Georgia donned her latex gloves even though she had no idea why they were required and she set out to collect the terrycloth bibs. As she picked up each one and placed it in the big plastic bag she wondered once again at the waste and mess of the food. In spite of the special preparation and attention to preferences, Jimmy would do his best to throw food at anyone near enough to catch an eye-full, Mary would play with the contents of her bowl until the soup river ran over the dam and made a waterfall over the edge the table.
If this was my facility, Georgia thought, I would not put up with it, I’d make them behave. At least I’d try something, timeout or take away a privilege. I think if Jimmy had to take an early nap or couldn’t go outside for an afternoon he’d learn to control his urge to lob mashed potatoes.
Maybe she expected too much, Georgia thought was she stepped over food and continued to pick up the big bibs. It was her job and she took it seriously. . . Maybe Russell couldn’t control his bowels and Timothy didn’t mean to hurt his friends and throwing away enough food each day to feed all those children in China was just the way it would always be here and if she wanted to stay she should not ask questions.
But, she really didn’t want to stay.

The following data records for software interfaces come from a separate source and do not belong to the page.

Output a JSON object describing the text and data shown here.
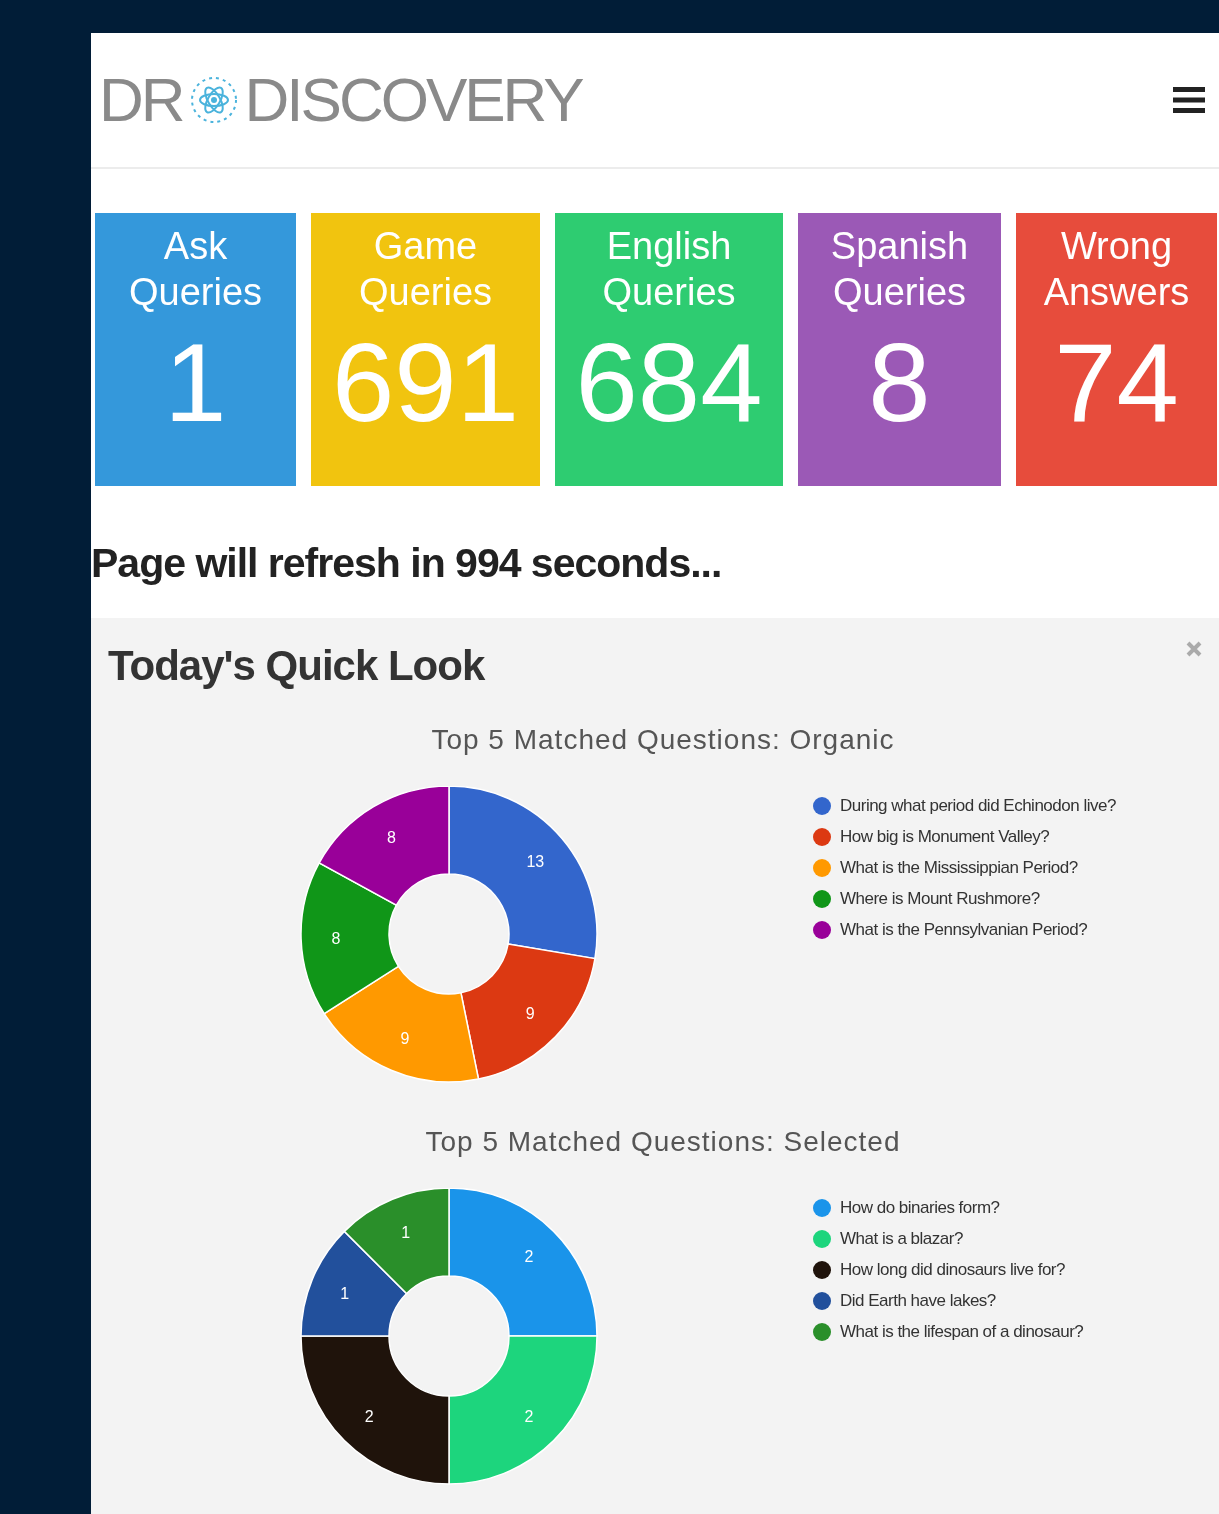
{
  "logo": {
    "left": "DR",
    "right": "DISCOVERY"
  },
  "tiles": [
    {
      "title": "Ask Queries",
      "count": "1",
      "color": "#3498db"
    },
    {
      "title": "Game Queries",
      "count": "691",
      "color": "#f1c40f"
    },
    {
      "title": "English Queries",
      "count": "684",
      "color": "#2ecc71"
    },
    {
      "title": "Spanish Queries",
      "count": "8",
      "color": "#9b59b6"
    },
    {
      "title": "Wrong Answers",
      "count": "74",
      "color": "#e74c3c"
    }
  ],
  "refresh_notice": "Page will refresh in 994 seconds...",
  "panel": {
    "title": "Today's Quick Look",
    "charts": [
      {
        "chart_data": {
          "type": "donut",
          "title": "Top 5 Matched Questions: Organic",
          "categories": [
            "During what period did Echinodon live?",
            "How big is Monument Valley?",
            "What is the Mississippian Period?",
            "Where is Mount Rushmore?",
            "What is the Pennsylvanian Period?"
          ],
          "values": [
            13,
            9,
            9,
            8,
            8
          ],
          "colors": [
            "#3366cc",
            "#dc3912",
            "#ff9900",
            "#109618",
            "#990099"
          ],
          "data_labels": true
        }
      },
      {
        "chart_data": {
          "type": "donut",
          "title": "Top 5 Matched Questions: Selected",
          "categories": [
            "How do binaries form?",
            "What is a blazar?",
            "How long did dinosaurs live for?",
            "Did Earth have lakes?",
            "What is the lifespan of a dinosaur?"
          ],
          "values": [
            2,
            2,
            2,
            1,
            1
          ],
          "colors": [
            "#1a94ea",
            "#1dd57d",
            "#1f130b",
            "#22509c",
            "#2a8f2a"
          ],
          "data_labels": true
        }
      }
    ]
  }
}
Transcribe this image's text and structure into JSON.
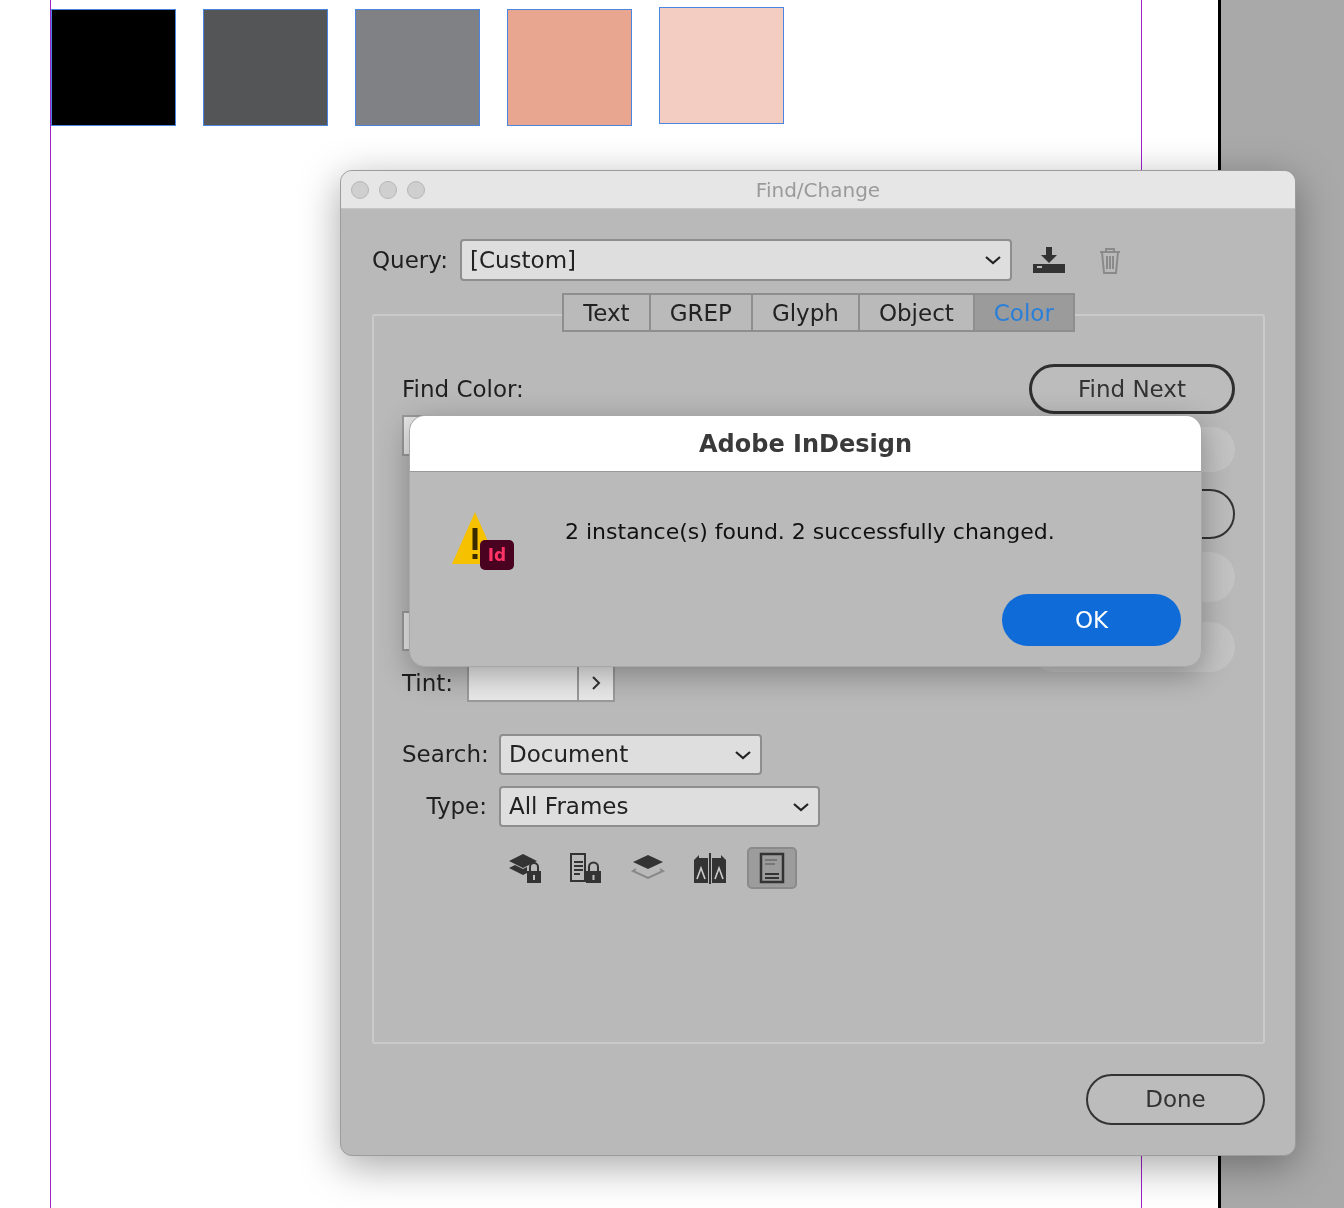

What Georgia really wanted was to stay home and watch TV, but they were afraid to leave her while they worked. At least she could go home at night. She was proud to be able to ride the bus to and from her job independently. As she sat in her seat each evening, she looked back at the facility knowing that Jimmy and Mary and Russell and the others can’t go home. Instead, they are led down the hall where they sleep, dream, cry and on some level remember or think they do.
Georgia was a real person who I observed several years ago. She had special needs and worked as a “helper” at a nursing home in Louisville where my mother was a resident.
“Compassion isn’t related to religion. It’s a human quality.” Geshe Rapgyal